#### [Task input]
Segment Open

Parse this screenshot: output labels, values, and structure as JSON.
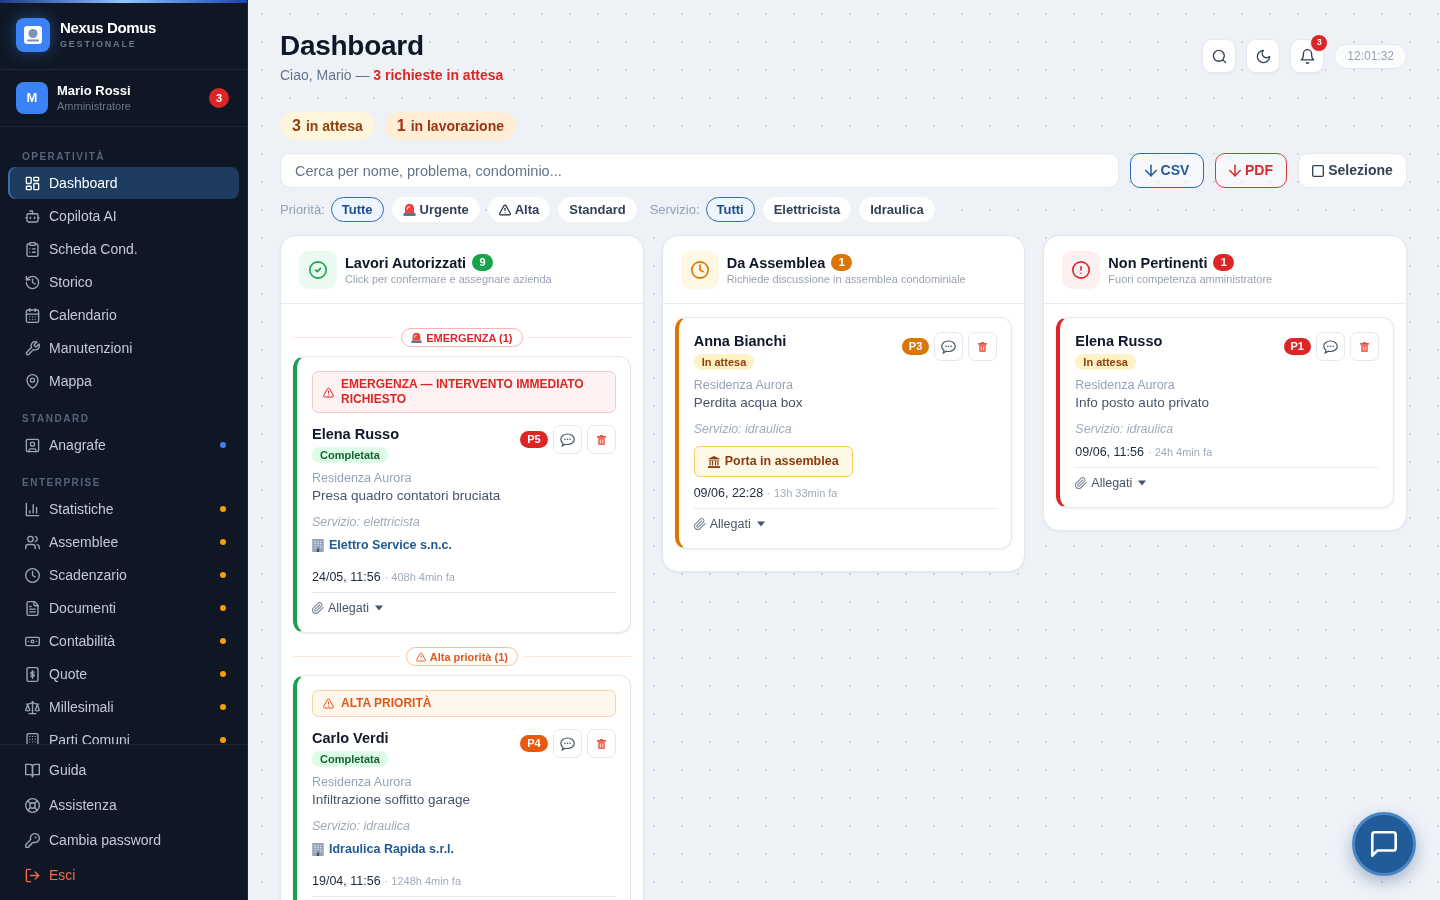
{
  "sidebar": {
    "brand": {
      "name": "Nexus Domus",
      "tagline": "GESTIONALE"
    },
    "user": {
      "initial": "M",
      "name": "Mario Rossi",
      "role": "Amministratore",
      "badge": "3"
    },
    "sections": [
      {
        "title": "OPERATIVITÀ",
        "items": [
          {
            "label": "Dashboard",
            "selected": true
          },
          {
            "label": "Copilota AI",
            "selected": false
          },
          {
            "label": "Scheda Cond.",
            "selected": false
          },
          {
            "label": "Storico",
            "selected": false
          },
          {
            "label": "Calendario",
            "selected": false
          },
          {
            "label": "Manutenzioni",
            "selected": false
          },
          {
            "label": "Mappa",
            "selected": false
          }
        ]
      },
      {
        "title": "STANDARD",
        "items": [
          {
            "label": "Anagrafe",
            "selected": false,
            "color": "#3b82f6"
          }
        ]
      },
      {
        "title": "ENTERPRISE",
        "items": [
          {
            "label": "Statistiche",
            "selected": false,
            "color": "#f59e0b"
          },
          {
            "label": "Assemblee",
            "selected": false,
            "color": "#f59e0b"
          },
          {
            "label": "Scadenzario",
            "selected": false,
            "color": "#f59e0b"
          },
          {
            "label": "Documenti",
            "selected": false,
            "color": "#f59e0b"
          },
          {
            "label": "Contabilità",
            "selected": false,
            "color": "#f59e0b"
          },
          {
            "label": "Quote",
            "selected": false,
            "color": "#f59e0b"
          },
          {
            "label": "Millesimali",
            "selected": false,
            "color": "#f59e0b"
          },
          {
            "label": "Parti Comuni",
            "selected": false,
            "color": "#f59e0b"
          }
        ]
      }
    ],
    "footer_items": [
      {
        "label": "Guida",
        "kind": "link"
      },
      {
        "label": "Assistenza",
        "kind": "link"
      },
      {
        "label": "Cambia password",
        "kind": "link"
      },
      {
        "label": "Esci",
        "kind": "logout"
      }
    ]
  },
  "header": {
    "title": "Dashboard",
    "subtitle": "Ciao, Mario — **3 richieste in attesa**",
    "notifications_badge": "3",
    "clock": "12:01:32"
  },
  "stats": [
    {
      "count": "3",
      "label": "in attesa",
      "kind": "waiting"
    },
    {
      "count": "1",
      "label": "in lavorazione",
      "kind": "in_progress"
    }
  ],
  "search": {
    "placeholder": "Cerca per nome, problema, condominio..."
  },
  "actions": [
    {
      "label": "CSV",
      "kind": "csv"
    },
    {
      "label": "PDF",
      "kind": "pdf"
    },
    {
      "label": "Selezione",
      "kind": "select"
    }
  ],
  "filters": [
    {
      "label": "Priorità:",
      "chips": [
        {
          "label": "Tutte",
          "kind": "plain",
          "selected": true
        },
        {
          "label": "Urgente",
          "kind": "urgent",
          "selected": false
        },
        {
          "label": "Alta",
          "kind": "high",
          "selected": false
        },
        {
          "label": "Standard",
          "kind": "plain",
          "selected": false
        }
      ]
    },
    {
      "label": "Servizio:",
      "chips": [
        {
          "label": "Tutti",
          "kind": "plain",
          "selected": true
        },
        {
          "label": "Elettricista",
          "kind": "plain",
          "selected": false
        },
        {
          "label": "Idraulica",
          "kind": "plain",
          "selected": false
        }
      ]
    }
  ],
  "columns": [
    {
      "kind": "authorized",
      "title": "Lavori Autorizzati",
      "count": "9",
      "subtitle": "Click per confermare e assegnare azienda",
      "groups": [
        {
          "kind": "emergency",
          "label": "EMERGENZA (1)",
          "cards": [
            {
              "alert": {
                "kind": "emergency",
                "text": "EMERGENZA — INTERVENTO IMMEDIATO RICHIESTO"
              },
              "name": "Elena Russo",
              "status": {
                "label": "Completata",
                "kind": "done"
              },
              "priority": {
                "label": "P5",
                "color": "#dc2626"
              },
              "building": "Residenza Aurora",
              "problem": "Presa quadro contatori bruciata",
              "service": "Servizio: elettricista",
              "company": "Elettro Service s.n.c.",
              "date": "24/05, 11:56",
              "ago": "· 408h 4min fa",
              "attachments": "Allegati"
            }
          ]
        },
        {
          "kind": "high",
          "label": "Alta priorità (1)",
          "cards": [
            {
              "alert": {
                "kind": "high",
                "text": "ALTA PRIORITÀ"
              },
              "name": "Carlo Verdi",
              "status": {
                "label": "Completata",
                "kind": "done"
              },
              "priority": {
                "label": "P4",
                "color": "#ea580c"
              },
              "building": "Residenza Aurora",
              "problem": "Infiltrazione soffitto garage",
              "service": "Servizio: idraulica",
              "company": "Idraulica Rapida s.r.l.",
              "date": "19/04, 11:56",
              "ago": "· 1248h 4min fa"
            }
          ]
        }
      ]
    },
    {
      "kind": "assembly",
      "title": "Da Assemblea",
      "count": "1",
      "subtitle": "Richiede discussione in assemblea condominiale",
      "groups": [
        {
          "cards": [
            {
              "name": "Anna Bianchi",
              "status": {
                "label": "In attesa",
                "kind": "waiting"
              },
              "priority": {
                "label": "P3",
                "color": "#d97706"
              },
              "building": "Residenza Aurora",
              "problem": "Perdita acqua box",
              "service": "Servizio: idraulica",
              "action": "Porta in assemblea",
              "date": "09/06, 22:28",
              "ago": "· 13h 33min fa",
              "attachments": "Allegati"
            }
          ]
        }
      ]
    },
    {
      "kind": "rejected",
      "title": "Non Pertinenti",
      "count": "1",
      "subtitle": "Fuori competenza amministratore",
      "groups": [
        {
          "cards": [
            {
              "name": "Elena Russo",
              "status": {
                "label": "In attesa",
                "kind": "waiting"
              },
              "priority": {
                "label": "P1",
                "color": "#dc2626"
              },
              "building": "Residenza Aurora",
              "problem": "Info posto auto privato",
              "service": "Servizio: idraulica",
              "date": "09/06, 11:56",
              "ago": "· 24h 4min fa",
              "attachments": "Allegati"
            }
          ]
        }
      ]
    }
  ]
}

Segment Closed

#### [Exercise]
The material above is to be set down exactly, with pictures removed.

#### [Solution to the problem]
Parse this screenshot: output labels, values, and structure as JSON.
{
  "sidebar": {
    "brand": {
      "name": "Nexus Domus",
      "tagline": "GESTIONALE"
    },
    "user": {
      "initial": "M",
      "name": "Mario Rossi",
      "role": "Amministratore",
      "badge": "3"
    },
    "sections": [
      {
        "title": "OPERATIVITÀ",
        "items": [
          {
            "label": "Dashboard",
            "selected": true
          },
          {
            "label": "Copilota AI",
            "selected": false
          },
          {
            "label": "Scheda Cond.",
            "selected": false
          },
          {
            "label": "Storico",
            "selected": false
          },
          {
            "label": "Calendario",
            "selected": false
          },
          {
            "label": "Manutenzioni",
            "selected": false
          },
          {
            "label": "Mappa",
            "selected": false
          }
        ]
      },
      {
        "title": "STANDARD",
        "items": [
          {
            "label": "Anagrafe",
            "selected": false,
            "color": "#3b82f6"
          }
        ]
      },
      {
        "title": "ENTERPRISE",
        "items": [
          {
            "label": "Statistiche",
            "selected": false,
            "color": "#f59e0b"
          },
          {
            "label": "Assemblee",
            "selected": false,
            "color": "#f59e0b"
          },
          {
            "label": "Scadenzario",
            "selected": false,
            "color": "#f59e0b"
          },
          {
            "label": "Documenti",
            "selected": false,
            "color": "#f59e0b"
          },
          {
            "label": "Contabilità",
            "selected": false,
            "color": "#f59e0b"
          },
          {
            "label": "Quote",
            "selected": false,
            "color": "#f59e0b"
          },
          {
            "label": "Millesimali",
            "selected": false,
            "color": "#f59e0b"
          },
          {
            "label": "Parti Comuni",
            "selected": false,
            "color": "#f59e0b"
          }
        ]
      }
    ],
    "footer_items": [
      {
        "label": "Guida",
        "kind": "link"
      },
      {
        "label": "Assistenza",
        "kind": "link"
      },
      {
        "label": "Cambia password",
        "kind": "link"
      },
      {
        "label": "Esci",
        "kind": "logout"
      }
    ]
  },
  "header": {
    "title": "Dashboard",
    "subtitle": "Ciao, Mario — **3 richieste in attesa**",
    "notifications_badge": "3",
    "clock": "12:01:32"
  },
  "stats": [
    {
      "count": "3",
      "label": "in attesa",
      "kind": "waiting"
    },
    {
      "count": "1",
      "label": "in lavorazione",
      "kind": "in_progress"
    }
  ],
  "search": {
    "placeholder": "Cerca per nome, problema, condominio..."
  },
  "actions": [
    {
      "label": "CSV",
      "kind": "csv"
    },
    {
      "label": "PDF",
      "kind": "pdf"
    },
    {
      "label": "Selezione",
      "kind": "select"
    }
  ],
  "filters": [
    {
      "label": "Priorità:",
      "chips": [
        {
          "label": "Tutte",
          "kind": "plain",
          "selected": true
        },
        {
          "label": "Urgente",
          "kind": "urgent",
          "selected": false
        },
        {
          "label": "Alta",
          "kind": "high",
          "selected": false
        },
        {
          "label": "Standard",
          "kind": "plain",
          "selected": false
        }
      ]
    },
    {
      "label": "Servizio:",
      "chips": [
        {
          "label": "Tutti",
          "kind": "plain",
          "selected": true
        },
        {
          "label": "Elettricista",
          "kind": "plain",
          "selected": false
        },
        {
          "label": "Idraulica",
          "kind": "plain",
          "selected": false
        }
      ]
    }
  ],
  "columns": [
    {
      "kind": "authorized",
      "title": "Lavori Autorizzati",
      "count": "9",
      "subtitle": "Click per confermare e assegnare azienda",
      "groups": [
        {
          "kind": "emergency",
          "label": "EMERGENZA (1)",
          "cards": [
            {
              "alert": {
                "kind": "emergency",
                "text": "EMERGENZA — INTERVENTO IMMEDIATO RICHIESTO"
              },
              "name": "Elena Russo",
              "status": {
                "label": "Completata",
                "kind": "done"
              },
              "priority": {
                "label": "P5",
                "color": "#dc2626"
              },
              "building": "Residenza Aurora",
              "problem": "Presa quadro contatori bruciata",
              "service": "Servizio: elettricista",
              "company": "Elettro Service s.n.c.",
              "date": "24/05, 11:56",
              "ago": "· 408h 4min fa",
              "attachments": "Allegati"
            }
          ]
        },
        {
          "kind": "high",
          "label": "Alta priorità (1)",
          "cards": [
            {
              "alert": {
                "kind": "high",
                "text": "ALTA PRIORITÀ"
              },
              "name": "Carlo Verdi",
              "status": {
                "label": "Completata",
                "kind": "done"
              },
              "priority": {
                "label": "P4",
                "color": "#ea580c"
              },
              "building": "Residenza Aurora",
              "problem": "Infiltrazione soffitto garage",
              "service": "Servizio: idraulica",
              "company": "Idraulica Rapida s.r.l.",
              "date": "19/04, 11:56",
              "ago": "· 1248h 4min fa"
            }
          ]
        }
      ]
    },
    {
      "kind": "assembly",
      "title": "Da Assemblea",
      "count": "1",
      "subtitle": "Richiede discussione in assemblea condominiale",
      "groups": [
        {
          "cards": [
            {
              "name": "Anna Bianchi",
              "status": {
                "label": "In attesa",
                "kind": "waiting"
              },
              "priority": {
                "label": "P3",
                "color": "#d97706"
              },
              "building": "Residenza Aurora",
              "problem": "Perdita acqua box",
              "service": "Servizio: idraulica",
              "action": "Porta in assemblea",
              "date": "09/06, 22:28",
              "ago": "· 13h 33min fa",
              "attachments": "Allegati"
            }
          ]
        }
      ]
    },
    {
      "kind": "rejected",
      "title": "Non Pertinenti",
      "count": "1",
      "subtitle": "Fuori competenza amministratore",
      "groups": [
        {
          "cards": [
            {
              "name": "Elena Russo",
              "status": {
                "label": "In attesa",
                "kind": "waiting"
              },
              "priority": {
                "label": "P1",
                "color": "#dc2626"
              },
              "building": "Residenza Aurora",
              "problem": "Info posto auto privato",
              "service": "Servizio: idraulica",
              "date": "09/06, 11:56",
              "ago": "· 24h 4min fa",
              "attachments": "Allegati"
            }
          ]
        }
      ]
    }
  ]
}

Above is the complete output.